And in South Africa, and the front page. Shocking news, that is echoing around the world. We're talking about Oscar Pistorius, the national hero, Olympic athlete, the guy they called the blade runner, for his prosthetic legs. Well this is him now today in court. He was slapped with formal murder charges in the shooting death of his girlfriend. Prosecutors are taking the angle that Pistorius planned to kill his girlfriend, but his agent says that he strongly denies these charges. I want to bring in Errol Banett in Johannesburg, and Errol, how did this play out in court today?

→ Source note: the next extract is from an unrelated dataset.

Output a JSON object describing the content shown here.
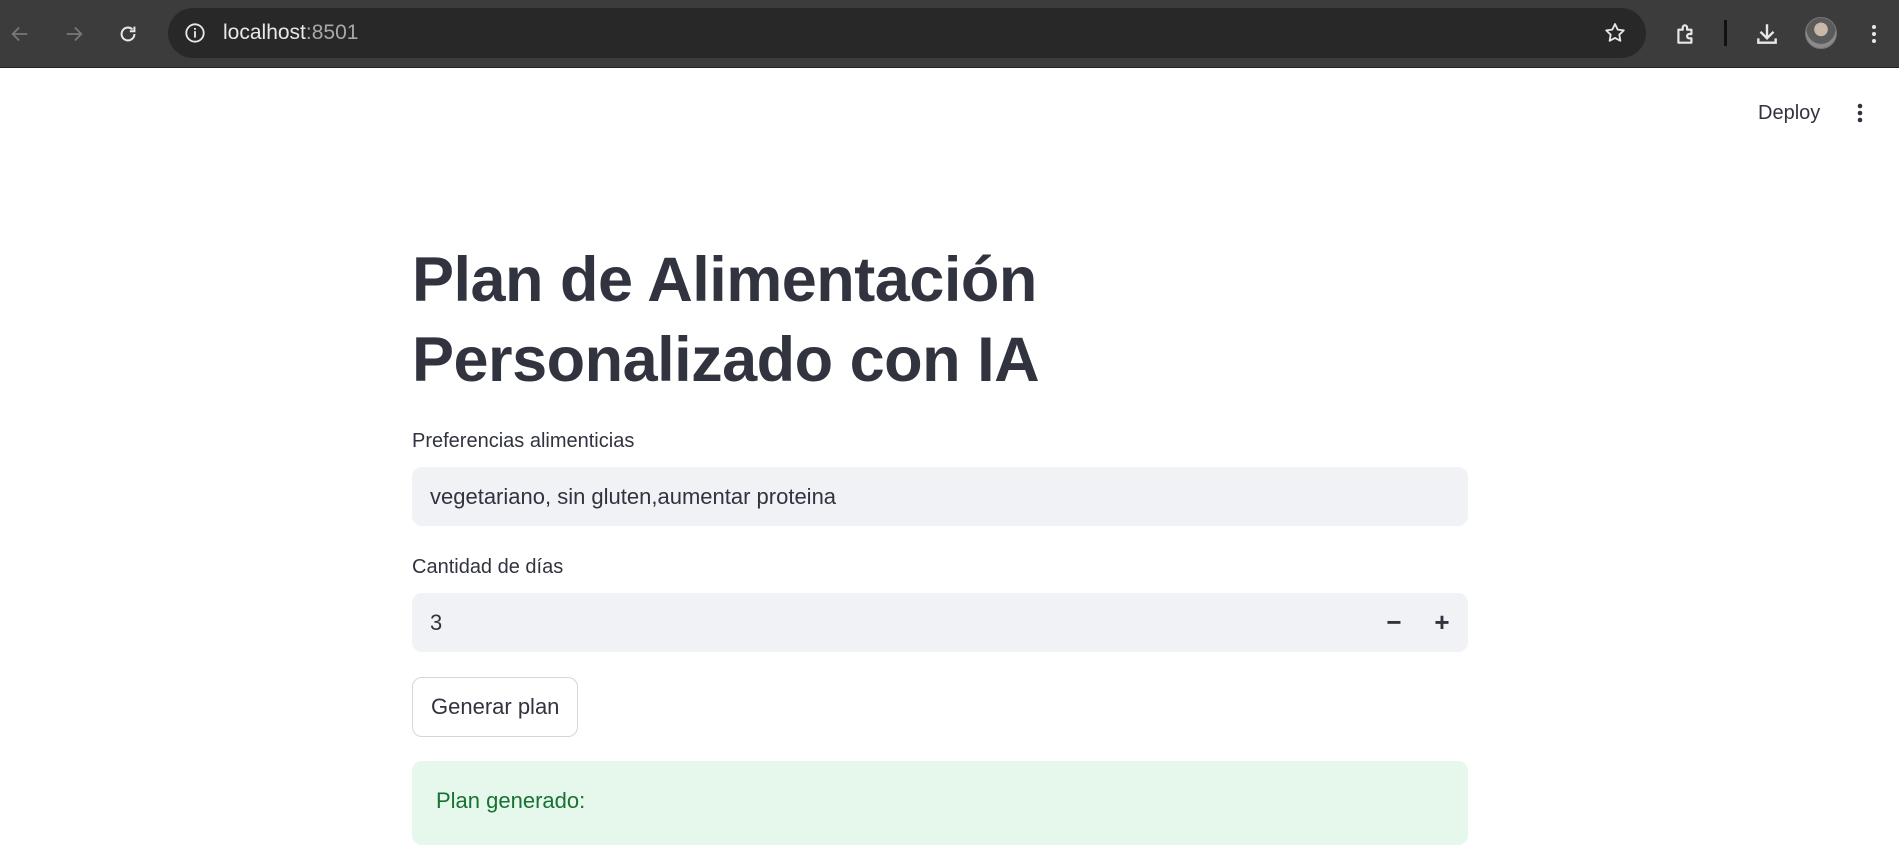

ERROL BARNETT, CNN CORRESPONDENT: Well, Suzanne, this case is already quite shocking and bizarre. So to hear the development today as you just mentioned, prosecutors intend to charge him with premeditated murder. It was really quite a surprise. What that means is that they feel at this point that they have enough evidence fewer than 48 hours after this crime took place -- to charge him and to convince the judge that he planned to kill Reeva Steenkamp, his 29-year-old model girlfriend who was a law school graduate. Now, the only other development today was that both the prosecution -- prosecuting team and defending team have agreed to delay the proceedings until next week Tuesday. So we haven't really seen Oscar Pistorius enter a plea yet. All we've heard is the note through his agent that he will strongly deny the charges and will fight them. So it was very shocking development to see that today.

MALVEAUX: And what happens Tuesday, is it possible that he could get out of jail while this all plays out?

BARNETT: It's highly unlikely at this point. I mean, officials didn't even want to allow him to post bail. They feel he's possibly a flight risk. So each day we're finding more confidence on the side of the prosecutors to bring the case against him. We don't know what the defense will be. There were reports that there were multiple gunshot wounds on Reeva Steenkamp's body. How in the world could he defend shooting her multiple times in the wee hours of Valentine's Day. And it should be note that Reeva Steenkamp was about to appear in a reality show. Kind of young people wearing bathing suits frolicking around. Producers behind the program will continue with their plans to air the show which is set to premiere tomorrow. They say to the rest of the world can appreciate her beauty and intelligence. So while Oscar Pistorius' life for the next few days will be in a jail cell, while the Steenkamp family is grieving, they will also have to see their lost daughter appear in this program. MALVEAUX: That might be hard for some people to take, to have to watch that. There was this theory that perhaps it was a Valentine's Day surprise that went terribly wrong and she surprised him and he ended up shooting her thinking she was an intruder. That theory has been dismissed? That theory?

BARNETT: That theory was dismissed almost completely. When police first addressed the media outside the residence of Oscar Pistorius, they admitted they were shocked to hear on local radio that there was the possibility of a Valentine's Day surprise gone wrong. We have to only think and question why that is. They had already witnessed the crime scene. They had already seen the aftermath of what happened in the house. So why were they surprised that anyone was even suggesting that it could be a possible Valentine's Day surprise gone wrong. So we now must wait until Tuesday until Oscar Pistorius defends himself and explains exactly what happened and why his girlfriend is now dead.

MALVEAUX: Okay. Errol, thank you.

Defense Secretary Leon Panetta had his bags packed, but the nominee, Chuck Hagel won't be taking over his position anytime soon. An update on what happens next.


MALVEAUX: In southern Russia, nerves are on edge after this happened earlier.




MALVEAUX: Terrifying blast caused by a meteor that rocketed down from space if you can believe that. Yep, it exploded over Russia's Ural Mountain region. The streak of bright light, that is the meteor burning up. And the energy from the detonation equaled about 300 kilotons of TNT. Huge. Blew out windows all over the area, more than 1000 people were reported hurt including about 200 kids.